Isis are barbarians – but the Caliphate is a dream at the heart of all Muslim traditions

Isis are barbarians

but the Caliphate is an ancient Muslim ideal
The Brink's-Mat curse strikes again: three tons of stolen gold that brought only grief

Curse of Brink's Mat strikes again

Death of John 'Goldfinger' Palmer the latest killing related to 1983 heist
Greece debt crisis: 'The ministers talk to us about miracles' – why Greeks are cynical ahead of the bailout referendum

'The ministers talk to us about miracles'

Why Greeks are cynical ahead of the bailout referendum
Call of the wild: How science is learning to decode the way animals communicate

Call of the wild

How science is learning to decode the way animals communicate
Greece debt crisis: What happened to democracy when it’s a case of 'Vote Yes or else'?

'The economic collapse has happened. What is at risk now is democracy...'

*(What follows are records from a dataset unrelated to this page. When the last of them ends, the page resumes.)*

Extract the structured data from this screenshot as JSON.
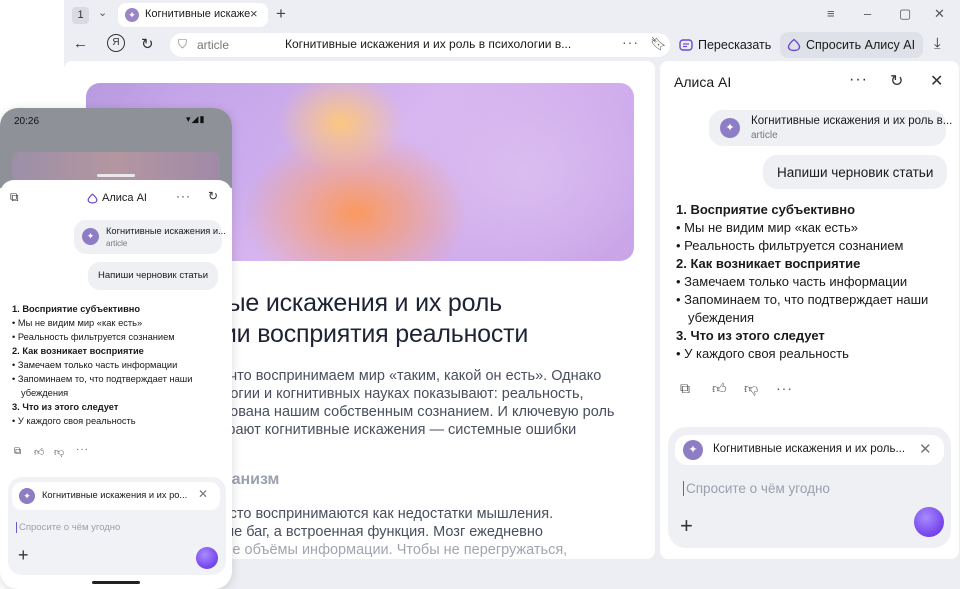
{
  "browser": {
    "tab_count": "1",
    "tab_title": "Когнитивные искаже",
    "address": {
      "host": "article",
      "title": "Когнитивные искажения и их роль в психологии в..."
    },
    "summarize_label": "Пересказать",
    "ask_alice_label": "Спросить Алису AI"
  },
  "article": {
    "title_line1": "ные искажения и их роль",
    "title_line2": "гии восприятия реальности",
    "para1": [
      "ь, что воспринимаем мир «таким, какой он есть». Однако",
      "ологии и когнитивных науках показывают: реальность,",
      "ирована нашим собственным сознанием. И ключевую роль",
      "играют когнитивные искажения — системные ошибки"
    ],
    "heading2": "еханизм",
    "para2": [
      "часто воспринимаются как недостатки мышления.",
      "о не баг, а встроенная функция. Мозг ежедневно",
      "ные объёмы информации. Чтобы не перегружаться,"
    ]
  },
  "panel": {
    "title": "Алиса AI",
    "context_title": "Когнитивные искажения и их роль в...",
    "context_source": "article",
    "user_message": "Напиши черновик статьи",
    "answer": {
      "s1": "1. Восприятие субъективно",
      "s1_b1": "Мы не видим мир «как есть»",
      "s1_b2": "Реальность фильтруется сознанием",
      "s2": "2. Как возникает восприятие",
      "s2_b1": "Замечаем только часть информации",
      "s2_b2": "Запоминаем то, что подтверждает наши убеждения",
      "s3": "3. Что из этого следует",
      "s3_b1": "У каждого своя реальность"
    },
    "composer_context": "Когнитивные искажения и их роль...",
    "composer_placeholder": "Спросите о чём угодно"
  },
  "phone": {
    "time": "20:26",
    "title": "Алиса AI",
    "context_title": "Когнитивные искажения и...",
    "context_source": "article",
    "user_message": "Напиши черновик статьи",
    "composer_context": "Когнитивные искажения и их ро...",
    "composer_placeholder": "Спросите о чём угодно"
  },
  "colors": {
    "alice_accent": "#7b4df0",
    "sparkle": "#8e7cc4",
    "chrome_bg": "#eceef3"
  }
}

If it doesn’t work in Europe, how is it supposed to work in India or the Middle East, asks Robert Fisk
The science of swearing: What lies behind the use of four-letter words?

The science of swearing

What lies behind the use of four-letter words?
The Real Stories of Migrant Britain: Clive fled from Zimbabwe - now it won't have him back

The Real Stories of Migrant Britain

Clive fled from Zimbabwe - now it won’t have him back
Africa on the menu: Three foodie friends want to popularise dishes from the continent

Africa on the menu

Three foodie friends want to popularise dishes from the hot new continent
Donna Karan is stepping down after 30 years - so who will fill the DKNY creator's boots?

Who will fill Donna Karan's boots?

The designer is stepping down as Chief Designer of DKNY after 30 years. Alexander Fury looks back at the career of 'America's Chanel'